Okudah said Spielman's energy is going to be inspirational to a lot of people within the Lions organization.
Earlier this year Okudah was one of the highest donators to the GoFundMe for Ariel, the young girl injured in the Britt Reid car accident before the Super Bowl. Okudah had no previous connection to Ariel.
"Let me put some hands on deck and see how I can help," Okudah said of what prompted him to get involved. "Maybe I can inspire some other teammates and other NFL guys or someone else to maybe donate too and we can put some light on that situation no little girl should have to go through."
View photos of the Detroit Lions coaching staffing touring The Henry Ford in Dearborn, Mich. March 10, 2021.
So what does the future hold for Okudah as he looks to become a bigger part of the Detroit community?
Okudah's mother, Marie, battled cancer for most his life, and lost that battle in 2017. Okudah said he would like to set up a scholarship in her name one day. He also wants to help kids with parents who are suffering from a terminal illness. It's something that is very close to his heart.
"I kind of want to help them know that there's someone that's been through that with them and kind of just give them some reassurance that everything will be alright," he said.
As for his performance on the football field, Okudah said his rehab is going great and he's expecting to be a full participant in offseason training. The focus on football will ramp up in the coming weeks, but Okudah plans to continue to find ways he can impact the Detroit community that has become his new home.
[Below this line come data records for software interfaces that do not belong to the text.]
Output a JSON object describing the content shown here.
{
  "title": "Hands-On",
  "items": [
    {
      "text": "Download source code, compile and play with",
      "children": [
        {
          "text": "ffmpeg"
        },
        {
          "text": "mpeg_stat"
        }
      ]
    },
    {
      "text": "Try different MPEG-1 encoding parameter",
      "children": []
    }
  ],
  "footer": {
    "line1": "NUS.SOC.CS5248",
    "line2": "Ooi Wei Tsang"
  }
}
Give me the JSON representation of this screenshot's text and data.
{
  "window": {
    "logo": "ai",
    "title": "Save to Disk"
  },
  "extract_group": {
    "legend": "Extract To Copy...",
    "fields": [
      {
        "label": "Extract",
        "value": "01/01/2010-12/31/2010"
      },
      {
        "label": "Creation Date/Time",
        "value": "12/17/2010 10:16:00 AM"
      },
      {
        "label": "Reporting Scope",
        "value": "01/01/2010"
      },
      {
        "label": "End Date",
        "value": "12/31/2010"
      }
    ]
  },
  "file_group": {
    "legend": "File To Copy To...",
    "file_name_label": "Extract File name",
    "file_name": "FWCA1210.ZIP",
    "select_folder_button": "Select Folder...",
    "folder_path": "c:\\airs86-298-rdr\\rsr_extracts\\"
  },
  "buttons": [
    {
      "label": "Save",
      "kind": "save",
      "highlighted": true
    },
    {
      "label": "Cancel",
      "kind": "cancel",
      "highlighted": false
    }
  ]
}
"It's really important for me to make sure that no matter what, I'm informed so that I can make the best donation possible," he said. "Do the best thing that can best benefit this community."